**INSTRUCTIONS TO FOLLOW**
Among the entries below, find each line holding "DataField" and return it.

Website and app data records
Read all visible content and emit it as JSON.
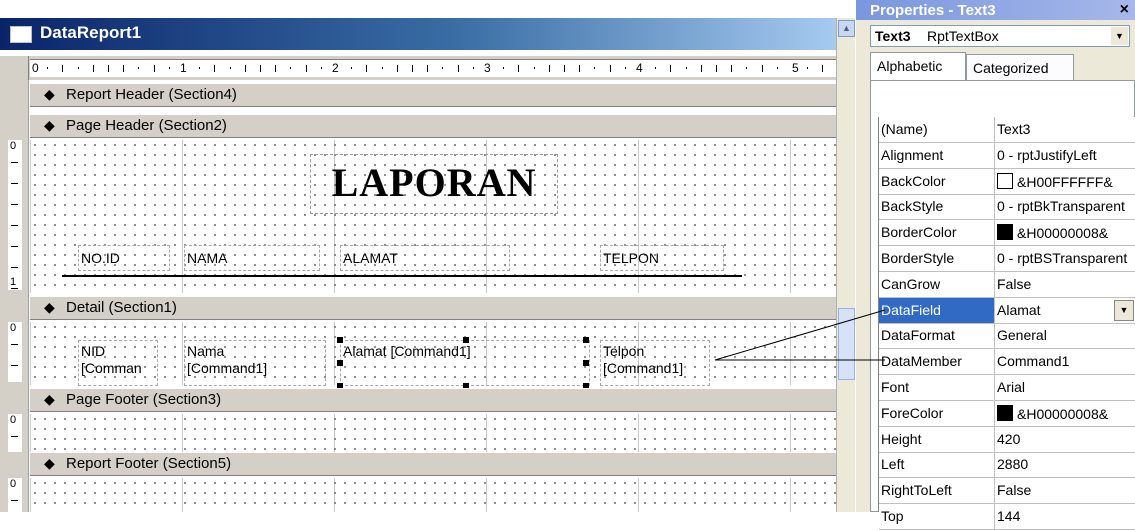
{
  "designer": {
    "title": "DataReport1",
    "ruler_numbers": [
      "0",
      "1",
      "2",
      "3",
      "4",
      "5"
    ],
    "vertical_ruler_marks": [
      "0",
      "1"
    ],
    "sections": {
      "report_header": "Report Header (Section4)",
      "page_header": "Page Header (Section2)",
      "detail": "Detail (Section1)",
      "page_footer": "Page Footer (Section3)",
      "report_footer": "Report Footer (Section5)"
    },
    "page_header": {
      "title_label": "LAPORAN",
      "columns": [
        "NO.ID",
        "NAMA",
        "ALAMAT",
        "TELPON"
      ]
    },
    "detail": {
      "fields": [
        {
          "line1": "NID",
          "line2": "[Comman"
        },
        {
          "line1": "Nama",
          "line2": "[Command1]"
        },
        {
          "line1": "Alamat [Command1]",
          "line2": ""
        },
        {
          "line1": "Telpon",
          "line2": "[Command1]"
        }
      ]
    }
  },
  "properties": {
    "title": "Properties - Text3",
    "close_glyph": "×",
    "object_name": "Text3",
    "object_type": "RptTextBox",
    "tabs": [
      "Alphabetic",
      "Categorized"
    ],
    "selected_row": "DataField",
    "rows": [
      {
        "name": "(Name)",
        "value": "Text3"
      },
      {
        "name": "Alignment",
        "value": "0 - rptJustifyLeft"
      },
      {
        "name": "BackColor",
        "value": "&H00FFFFFF&",
        "swatch": "#ffffff"
      },
      {
        "name": "BackStyle",
        "value": "0 - rptBkTransparent"
      },
      {
        "name": "BorderColor",
        "value": "&H00000008&",
        "swatch": "#000000"
      },
      {
        "name": "BorderStyle",
        "value": "0 - rptBSTransparent"
      },
      {
        "name": "CanGrow",
        "value": "False"
      },
      {
        "name": "DataField",
        "value": "Alamat"
      },
      {
        "name": "DataFormat",
        "value": "General"
      },
      {
        "name": "DataMember",
        "value": "Command1"
      },
      {
        "name": "Font",
        "value": "Arial"
      },
      {
        "name": "ForeColor",
        "value": "&H00000008&",
        "swatch": "#000000"
      },
      {
        "name": "Height",
        "value": "420"
      },
      {
        "name": "Left",
        "value": "2880"
      },
      {
        "name": "RightToLeft",
        "value": "False"
      },
      {
        "name": "Top",
        "value": "144"
      }
    ]
  },
  "colors": {
    "title_bar": "#0a246a",
    "selection": "#316ac5",
    "panel": "#ece9d8"
  }
}
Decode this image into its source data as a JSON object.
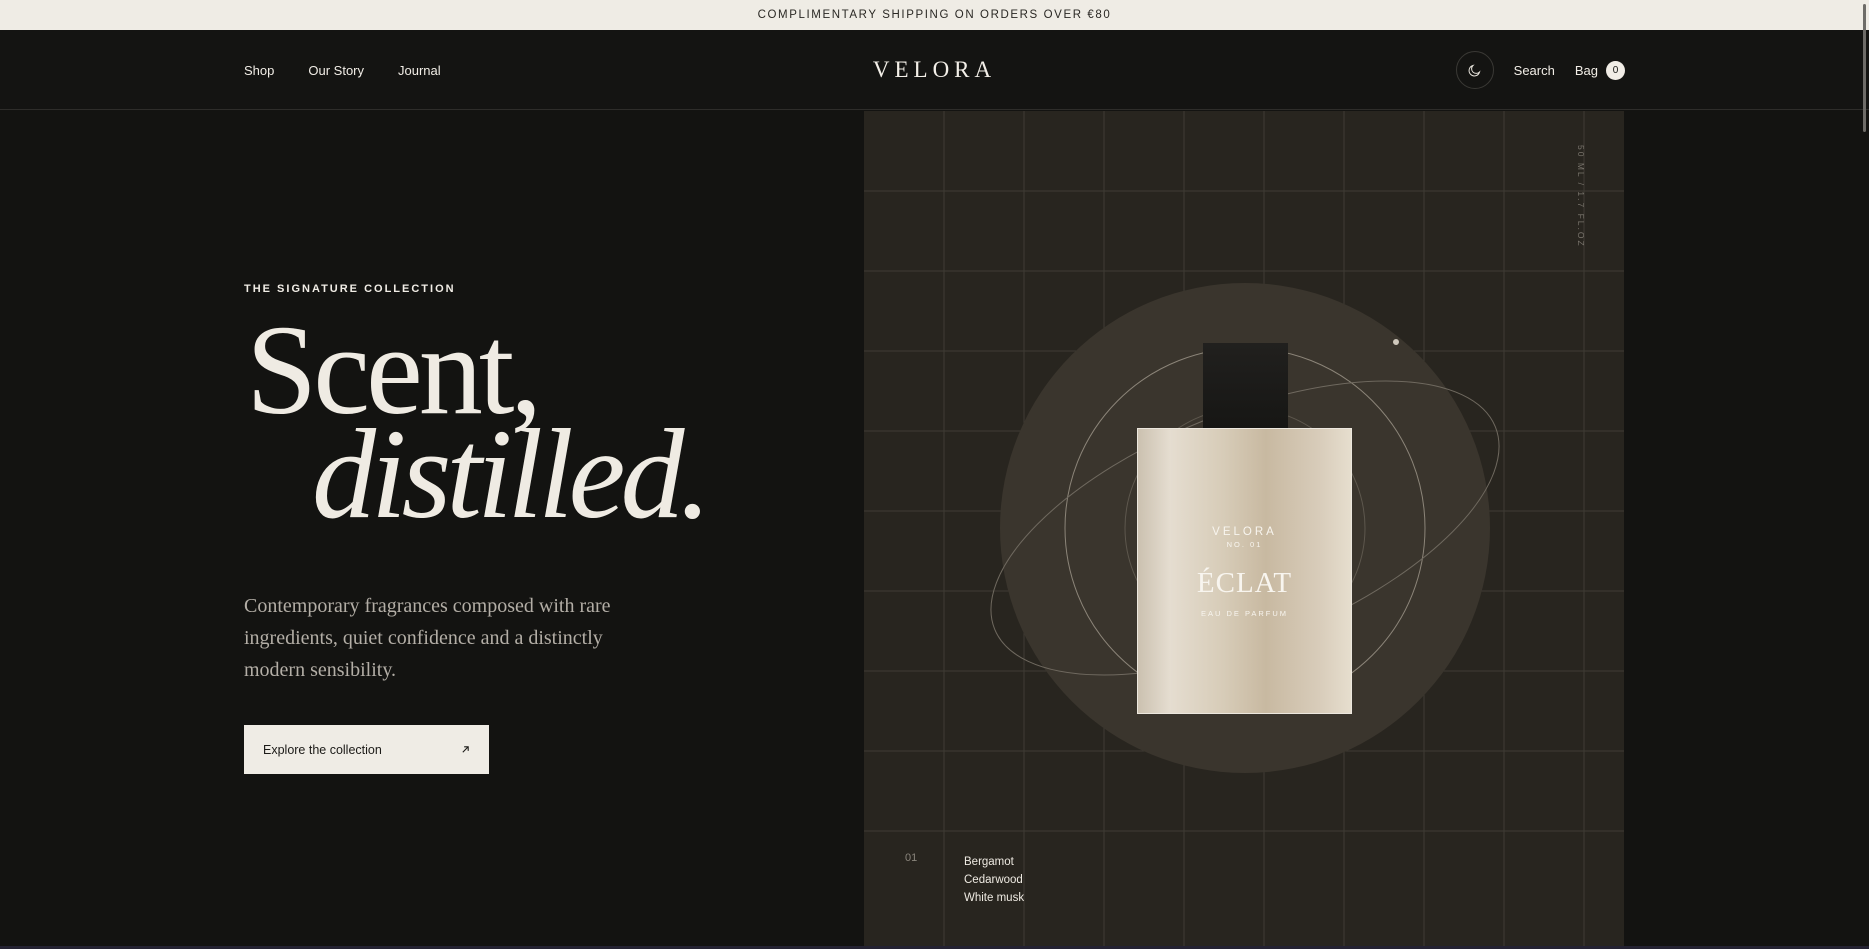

**RESPONSE TO THE EXERCISE**
    "selected_row": "DataField",
        "name": "DataField",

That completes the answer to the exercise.